Bench led a host of All-Stars and future Hall of Famers like Pete Rose, Dave Concepcion, Ken Griffey, Tony Perez, Joe Morgan and George Foster during the 1970s, helping the Reds reach the World Series four times (1970, 1972, 1975, 1976). The potent, well-oiled offense of Cincinnati earned the moniker "Big Red Machine" and could beat you with power or manufacture runs. The Reds beat the Boston Red Sox four-games-to-three in what is considered one of the greatest World Series in history and then repeated as champions in 1976, sweeping the New York Yankees. The 14-time MLB All-Star was named the 1976 World Series MVP after batting .533 with two homers and six RBI in four games. Johnny Bench was the Cincinnati Reds catcher for 17 seasons (1967-1983) and was formidable hitter at the plate as he posted a .267 career batting average with 389 home runs and 1,376 RBI. Bench also finished his career with a .990 fielding percentage behind the plate, winning 10 Gold Gloves, and gunning down 44% of the would-be base stealers. Johnny Bench popularized the one-handed style of catching that is commonplace in the game today. Johnny Lee Bench was elected to the National Baseball Hall of Fame in 1989. Since retiring, Bench has remained active in sports even attempting a run at the Senior PGA Tour after turning fifty. The Sporting News ranked him #16 on the "100 Greatest Baseball Players" list.

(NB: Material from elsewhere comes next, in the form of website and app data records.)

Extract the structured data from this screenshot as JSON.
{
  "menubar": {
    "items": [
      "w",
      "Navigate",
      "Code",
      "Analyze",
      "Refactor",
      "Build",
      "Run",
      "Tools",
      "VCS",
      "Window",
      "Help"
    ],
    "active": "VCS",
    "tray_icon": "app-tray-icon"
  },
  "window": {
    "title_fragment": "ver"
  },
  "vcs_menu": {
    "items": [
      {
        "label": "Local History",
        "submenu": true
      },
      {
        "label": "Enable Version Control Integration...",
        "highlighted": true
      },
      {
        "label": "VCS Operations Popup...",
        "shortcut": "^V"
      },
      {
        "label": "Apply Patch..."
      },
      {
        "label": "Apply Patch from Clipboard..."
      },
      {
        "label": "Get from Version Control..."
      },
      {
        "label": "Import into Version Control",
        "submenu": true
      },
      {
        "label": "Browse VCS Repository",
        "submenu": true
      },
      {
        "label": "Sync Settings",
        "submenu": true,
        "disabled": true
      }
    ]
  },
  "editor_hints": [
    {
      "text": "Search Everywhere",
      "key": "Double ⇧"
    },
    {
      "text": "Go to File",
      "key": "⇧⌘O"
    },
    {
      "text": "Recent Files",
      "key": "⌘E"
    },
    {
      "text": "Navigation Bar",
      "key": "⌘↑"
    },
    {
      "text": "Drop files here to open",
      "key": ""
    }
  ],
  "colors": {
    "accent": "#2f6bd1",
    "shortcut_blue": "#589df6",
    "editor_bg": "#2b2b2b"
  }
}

Atanasio “Tony” Perez Rigal (May 14, 1942-) was the run-producing corner infielder for the Cincinnati Reds’ Big Red Machine that went to four World Series in a 7year span (1970-1976), winning back-to-back titles in 1975 and 1976. Perez played 23 seasons for the Reds (1964-1976, 1984-1986), Expos (1977-1979), Red Sox (1980-1982) and Phillies (1983). After winning the Pacific Coast League MVP Award, Perez was promoted to the promoted to the Reds club for the stretch run in 1964. A seven-time All-Star selection, Perez is often remembered for his 15th inning home run in the 1967 All-Star game off Catfish Hunter to win the game, thereby garnering the game’s Most Valuable Player Award. Tony topped the 100-RBI mark for seven times in his career, and averaged 96 over the course of his 23 seasons in the big leagues. Tony Perez retired with 2,732 hits, 1,272 runs, 1,652 RBI, 379 home runs and a .279 career batting average. Atanasio “Tony” Perez Rigel was elected to the National Baseball Hall of Fame in 2000.